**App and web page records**

+++

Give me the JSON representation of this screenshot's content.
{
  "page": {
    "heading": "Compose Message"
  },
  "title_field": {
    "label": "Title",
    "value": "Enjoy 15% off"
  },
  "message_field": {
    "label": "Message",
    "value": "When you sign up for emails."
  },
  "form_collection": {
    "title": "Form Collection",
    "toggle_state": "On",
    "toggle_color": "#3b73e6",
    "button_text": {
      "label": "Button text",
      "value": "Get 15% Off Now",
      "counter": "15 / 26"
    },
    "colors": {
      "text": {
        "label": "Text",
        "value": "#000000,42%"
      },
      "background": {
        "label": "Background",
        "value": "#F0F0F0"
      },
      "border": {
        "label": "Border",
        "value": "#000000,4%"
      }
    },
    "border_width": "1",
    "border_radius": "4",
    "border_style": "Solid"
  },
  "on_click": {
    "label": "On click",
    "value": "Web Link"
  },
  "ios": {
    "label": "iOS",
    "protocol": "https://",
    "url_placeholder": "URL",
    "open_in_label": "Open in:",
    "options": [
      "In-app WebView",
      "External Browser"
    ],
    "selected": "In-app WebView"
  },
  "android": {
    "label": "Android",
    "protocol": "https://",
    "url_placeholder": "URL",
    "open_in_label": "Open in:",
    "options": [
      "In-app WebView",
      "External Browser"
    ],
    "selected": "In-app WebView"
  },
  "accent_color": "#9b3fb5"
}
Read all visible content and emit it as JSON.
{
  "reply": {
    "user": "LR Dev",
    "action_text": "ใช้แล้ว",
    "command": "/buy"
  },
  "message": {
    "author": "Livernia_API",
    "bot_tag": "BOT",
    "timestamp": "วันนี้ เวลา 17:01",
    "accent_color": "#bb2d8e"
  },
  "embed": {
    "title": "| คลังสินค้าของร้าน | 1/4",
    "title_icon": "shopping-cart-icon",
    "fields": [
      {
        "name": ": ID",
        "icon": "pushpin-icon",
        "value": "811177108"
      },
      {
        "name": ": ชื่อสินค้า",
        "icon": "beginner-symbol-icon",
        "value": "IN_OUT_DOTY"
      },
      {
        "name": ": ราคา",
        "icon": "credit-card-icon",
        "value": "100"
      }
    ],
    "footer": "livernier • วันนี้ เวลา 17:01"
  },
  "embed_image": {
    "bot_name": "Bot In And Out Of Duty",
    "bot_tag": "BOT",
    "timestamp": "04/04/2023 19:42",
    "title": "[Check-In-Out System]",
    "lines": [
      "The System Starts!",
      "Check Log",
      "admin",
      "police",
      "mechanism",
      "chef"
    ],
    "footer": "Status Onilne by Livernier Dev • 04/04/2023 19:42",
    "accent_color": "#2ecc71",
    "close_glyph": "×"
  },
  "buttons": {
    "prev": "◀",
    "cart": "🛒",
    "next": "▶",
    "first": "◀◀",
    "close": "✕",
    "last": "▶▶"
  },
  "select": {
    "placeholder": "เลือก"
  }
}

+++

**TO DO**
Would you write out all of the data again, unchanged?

**SOLUTION**
Give me the JSON representation of this screenshot's content.
{
  "page": {
    "heading": "Compose Message"
  },
  "title_field": {
    "label": "Title",
    "value": "Enjoy 15% off"
  },
  "message_field": {
    "label": "Message",
    "value": "When you sign up for emails."
  },
  "form_collection": {
    "title": "Form Collection",
    "toggle_state": "On",
    "toggle_color": "#3b73e6",
    "button_text": {
      "label": "Button text",
      "value": "Get 15% Off Now",
      "counter": "15 / 26"
    },
    "colors": {
      "text": {
        "label": "Text",
        "value": "#000000,42%"
      },
      "background": {
        "label": "Background",
        "value": "#F0F0F0"
      },
      "border": {
        "label": "Border",
        "value": "#000000,4%"
      }
    },
    "border_width": "1",
    "border_radius": "4",
    "border_style": "Solid"
  },
  "on_click": {
    "label": "On click",
    "value": "Web Link"
  },
  "ios": {
    "label": "iOS",
    "protocol": "https://",
    "url_placeholder": "URL",
    "open_in_label": "Open in:",
    "options": [
      "In-app WebView",
      "External Browser"
    ],
    "selected": "In-app WebView"
  },
  "android": {
    "label": "Android",
    "protocol": "https://",
    "url_placeholder": "URL",
    "open_in_label": "Open in:",
    "options": [
      "In-app WebView",
      "External Browser"
    ],
    "selected": "In-app WebView"
  },
  "accent_color": "#9b3fb5"
}
Read all visible content and emit it as JSON.
{
  "reply": {
    "user": "LR Dev",
    "action_text": "ใช้แล้ว",
    "command": "/buy"
  },
  "message": {
    "author": "Livernia_API",
    "bot_tag": "BOT",
    "timestamp": "วันนี้ เวลา 17:01",
    "accent_color": "#bb2d8e"
  },
  "embed": {
    "title": "| คลังสินค้าของร้าน | 1/4",
    "title_icon": "shopping-cart-icon",
    "fields": [
      {
        "name": ": ID",
        "icon": "pushpin-icon",
        "value": "811177108"
      },
      {
        "name": ": ชื่อสินค้า",
        "icon": "beginner-symbol-icon",
        "value": "IN_OUT_DOTY"
      },
      {
        "name": ": ราคา",
        "icon": "credit-card-icon",
        "value": "100"
      }
    ],
    "footer": "livernier • วันนี้ เวลา 17:01"
  },
  "embed_image": {
    "bot_name": "Bot In And Out Of Duty",
    "bot_tag": "BOT",
    "timestamp": "04/04/2023 19:42",
    "title": "[Check-In-Out System]",
    "lines": [
      "The System Starts!",
      "Check Log",
      "admin",
      "police",
      "mechanism",
      "chef"
    ],
    "footer": "Status Onilne by Livernier Dev • 04/04/2023 19:42",
    "accent_color": "#2ecc71",
    "close_glyph": "×"
  },
  "buttons": {
    "prev": "◀",
    "cart": "🛒",
    "next": "▶",
    "first": "◀◀",
    "close": "✕",
    "last": "▶▶"
  },
  "select": {
    "placeholder": "เลือก"
  }
}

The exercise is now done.